(Stored dataset items)
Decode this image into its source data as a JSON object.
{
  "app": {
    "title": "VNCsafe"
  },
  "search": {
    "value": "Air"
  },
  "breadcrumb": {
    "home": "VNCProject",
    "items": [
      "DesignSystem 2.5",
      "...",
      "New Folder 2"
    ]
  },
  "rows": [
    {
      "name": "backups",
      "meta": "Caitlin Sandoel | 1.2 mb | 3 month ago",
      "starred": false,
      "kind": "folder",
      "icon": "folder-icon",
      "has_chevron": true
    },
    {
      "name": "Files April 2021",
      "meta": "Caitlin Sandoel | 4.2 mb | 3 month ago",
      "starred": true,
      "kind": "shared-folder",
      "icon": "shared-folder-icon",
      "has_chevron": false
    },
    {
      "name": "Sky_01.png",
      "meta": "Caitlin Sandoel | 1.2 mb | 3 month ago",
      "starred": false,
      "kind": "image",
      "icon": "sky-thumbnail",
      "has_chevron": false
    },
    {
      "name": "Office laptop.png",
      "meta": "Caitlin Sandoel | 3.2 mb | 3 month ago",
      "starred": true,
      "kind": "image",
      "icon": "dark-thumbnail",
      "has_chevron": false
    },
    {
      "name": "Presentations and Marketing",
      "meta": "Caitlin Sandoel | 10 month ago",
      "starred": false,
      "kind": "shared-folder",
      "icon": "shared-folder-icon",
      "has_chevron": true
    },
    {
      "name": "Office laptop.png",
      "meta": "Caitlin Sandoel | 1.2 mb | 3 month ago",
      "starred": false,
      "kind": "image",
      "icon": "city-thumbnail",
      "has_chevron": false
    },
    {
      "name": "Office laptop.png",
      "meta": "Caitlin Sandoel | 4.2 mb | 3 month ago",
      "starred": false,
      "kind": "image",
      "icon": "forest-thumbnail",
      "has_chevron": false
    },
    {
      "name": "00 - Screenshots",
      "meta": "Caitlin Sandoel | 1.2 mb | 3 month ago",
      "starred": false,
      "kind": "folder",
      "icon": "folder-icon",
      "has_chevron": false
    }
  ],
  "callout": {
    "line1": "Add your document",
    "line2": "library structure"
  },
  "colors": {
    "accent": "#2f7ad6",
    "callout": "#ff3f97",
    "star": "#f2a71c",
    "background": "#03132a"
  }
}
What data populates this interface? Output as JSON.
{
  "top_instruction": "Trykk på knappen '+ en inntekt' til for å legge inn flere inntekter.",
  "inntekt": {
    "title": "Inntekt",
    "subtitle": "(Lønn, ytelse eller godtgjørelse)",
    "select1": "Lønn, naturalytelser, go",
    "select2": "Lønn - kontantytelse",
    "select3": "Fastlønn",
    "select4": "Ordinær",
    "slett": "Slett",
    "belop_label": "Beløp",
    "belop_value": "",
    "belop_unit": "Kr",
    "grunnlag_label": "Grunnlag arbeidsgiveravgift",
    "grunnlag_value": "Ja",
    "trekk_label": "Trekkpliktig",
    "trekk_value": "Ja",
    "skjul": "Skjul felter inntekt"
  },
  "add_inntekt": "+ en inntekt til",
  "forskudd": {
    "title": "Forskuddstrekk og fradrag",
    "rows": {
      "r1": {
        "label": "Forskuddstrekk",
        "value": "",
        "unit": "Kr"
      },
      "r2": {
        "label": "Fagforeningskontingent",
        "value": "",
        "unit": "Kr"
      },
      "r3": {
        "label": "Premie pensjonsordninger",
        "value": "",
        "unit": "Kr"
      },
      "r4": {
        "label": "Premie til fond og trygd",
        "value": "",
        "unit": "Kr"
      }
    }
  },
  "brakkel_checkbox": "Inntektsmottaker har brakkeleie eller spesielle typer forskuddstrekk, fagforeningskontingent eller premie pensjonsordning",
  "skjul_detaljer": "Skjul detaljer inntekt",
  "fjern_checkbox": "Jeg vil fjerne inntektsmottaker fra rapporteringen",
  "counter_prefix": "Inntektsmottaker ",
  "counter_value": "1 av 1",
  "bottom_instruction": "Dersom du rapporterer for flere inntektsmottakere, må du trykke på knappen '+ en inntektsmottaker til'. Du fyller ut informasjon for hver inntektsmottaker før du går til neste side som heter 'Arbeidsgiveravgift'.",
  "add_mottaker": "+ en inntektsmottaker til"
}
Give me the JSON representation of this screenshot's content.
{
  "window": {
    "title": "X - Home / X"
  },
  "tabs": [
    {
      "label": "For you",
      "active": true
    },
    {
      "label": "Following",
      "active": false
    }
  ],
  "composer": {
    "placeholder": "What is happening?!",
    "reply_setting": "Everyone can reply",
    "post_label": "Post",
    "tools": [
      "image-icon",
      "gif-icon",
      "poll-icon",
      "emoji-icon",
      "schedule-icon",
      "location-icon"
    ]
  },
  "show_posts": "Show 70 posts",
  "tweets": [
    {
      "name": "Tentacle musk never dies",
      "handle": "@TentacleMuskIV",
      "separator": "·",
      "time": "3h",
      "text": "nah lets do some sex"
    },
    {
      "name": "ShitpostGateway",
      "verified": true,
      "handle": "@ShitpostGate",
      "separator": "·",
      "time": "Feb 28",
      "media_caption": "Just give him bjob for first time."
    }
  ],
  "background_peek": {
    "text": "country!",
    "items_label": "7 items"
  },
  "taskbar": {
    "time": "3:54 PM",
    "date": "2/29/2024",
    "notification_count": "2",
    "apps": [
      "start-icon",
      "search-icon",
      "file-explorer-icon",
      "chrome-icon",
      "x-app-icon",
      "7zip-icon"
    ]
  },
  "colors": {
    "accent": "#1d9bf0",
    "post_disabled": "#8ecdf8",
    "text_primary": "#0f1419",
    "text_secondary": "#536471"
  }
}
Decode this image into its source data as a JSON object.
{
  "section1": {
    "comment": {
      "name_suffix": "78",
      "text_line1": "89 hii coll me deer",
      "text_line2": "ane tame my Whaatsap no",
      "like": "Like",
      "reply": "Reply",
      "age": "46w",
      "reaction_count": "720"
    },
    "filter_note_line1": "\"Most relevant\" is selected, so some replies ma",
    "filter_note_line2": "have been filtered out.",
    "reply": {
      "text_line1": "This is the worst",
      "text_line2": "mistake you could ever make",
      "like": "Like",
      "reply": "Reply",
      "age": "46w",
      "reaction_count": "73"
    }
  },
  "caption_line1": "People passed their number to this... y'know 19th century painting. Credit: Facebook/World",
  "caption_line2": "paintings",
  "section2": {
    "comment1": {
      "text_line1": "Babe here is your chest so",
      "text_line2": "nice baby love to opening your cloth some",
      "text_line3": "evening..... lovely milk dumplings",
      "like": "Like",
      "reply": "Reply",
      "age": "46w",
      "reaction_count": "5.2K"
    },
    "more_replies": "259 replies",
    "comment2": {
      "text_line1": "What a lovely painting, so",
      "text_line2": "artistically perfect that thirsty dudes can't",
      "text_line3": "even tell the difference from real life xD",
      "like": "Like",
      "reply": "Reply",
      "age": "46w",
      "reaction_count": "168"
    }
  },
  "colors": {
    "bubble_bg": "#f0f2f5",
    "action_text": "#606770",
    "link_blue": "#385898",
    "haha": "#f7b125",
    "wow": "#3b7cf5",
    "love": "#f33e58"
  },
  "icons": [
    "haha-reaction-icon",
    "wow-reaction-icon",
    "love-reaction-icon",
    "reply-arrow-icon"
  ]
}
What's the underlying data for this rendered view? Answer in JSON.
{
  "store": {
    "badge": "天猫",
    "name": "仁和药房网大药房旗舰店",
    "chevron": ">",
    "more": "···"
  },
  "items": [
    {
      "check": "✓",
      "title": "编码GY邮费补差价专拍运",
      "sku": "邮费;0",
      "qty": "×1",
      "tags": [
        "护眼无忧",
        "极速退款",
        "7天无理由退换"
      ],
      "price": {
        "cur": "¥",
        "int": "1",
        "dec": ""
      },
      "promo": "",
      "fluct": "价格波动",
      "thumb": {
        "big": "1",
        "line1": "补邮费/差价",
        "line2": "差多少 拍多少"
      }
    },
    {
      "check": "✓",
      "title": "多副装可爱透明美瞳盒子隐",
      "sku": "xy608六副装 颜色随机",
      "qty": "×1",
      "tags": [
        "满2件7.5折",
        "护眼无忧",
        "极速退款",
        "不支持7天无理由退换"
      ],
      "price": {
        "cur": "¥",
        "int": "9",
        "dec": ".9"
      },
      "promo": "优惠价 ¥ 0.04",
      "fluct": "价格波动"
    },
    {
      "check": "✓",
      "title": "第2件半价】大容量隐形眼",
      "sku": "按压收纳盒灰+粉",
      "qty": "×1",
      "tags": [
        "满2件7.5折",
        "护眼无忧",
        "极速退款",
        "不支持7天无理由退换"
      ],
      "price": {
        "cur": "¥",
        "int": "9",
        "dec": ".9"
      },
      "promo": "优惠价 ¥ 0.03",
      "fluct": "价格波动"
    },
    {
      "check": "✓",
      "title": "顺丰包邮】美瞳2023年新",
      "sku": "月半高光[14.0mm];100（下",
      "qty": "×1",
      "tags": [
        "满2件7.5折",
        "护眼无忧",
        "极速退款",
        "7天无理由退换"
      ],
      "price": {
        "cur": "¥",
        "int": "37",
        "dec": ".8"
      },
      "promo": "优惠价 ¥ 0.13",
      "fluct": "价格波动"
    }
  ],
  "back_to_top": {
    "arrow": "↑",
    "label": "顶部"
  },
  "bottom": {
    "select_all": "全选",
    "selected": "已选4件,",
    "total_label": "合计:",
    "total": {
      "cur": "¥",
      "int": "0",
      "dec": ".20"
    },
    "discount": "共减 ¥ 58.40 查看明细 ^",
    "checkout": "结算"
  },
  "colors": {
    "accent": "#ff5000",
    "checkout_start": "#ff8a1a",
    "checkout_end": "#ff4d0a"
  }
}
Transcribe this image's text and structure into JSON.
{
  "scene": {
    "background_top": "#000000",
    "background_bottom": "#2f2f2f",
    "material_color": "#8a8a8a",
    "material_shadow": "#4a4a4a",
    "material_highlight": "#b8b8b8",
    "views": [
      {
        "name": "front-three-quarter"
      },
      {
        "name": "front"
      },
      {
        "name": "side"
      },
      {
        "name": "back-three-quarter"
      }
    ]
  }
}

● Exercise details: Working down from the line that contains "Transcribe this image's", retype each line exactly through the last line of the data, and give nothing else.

● Exercise answer:
Transcribe this image's text and structure into JSON.
{
  "scene": {
    "background_top": "#000000",
    "background_bottom": "#2f2f2f",
    "material_color": "#8a8a8a",
    "material_shadow": "#4a4a4a",
    "material_highlight": "#b8b8b8",
    "views": [
      {
        "name": "front-three-quarter"
      },
      {
        "name": "front"
      },
      {
        "name": "side"
      },
      {
        "name": "back-three-quarter"
      }
    ]
  }
}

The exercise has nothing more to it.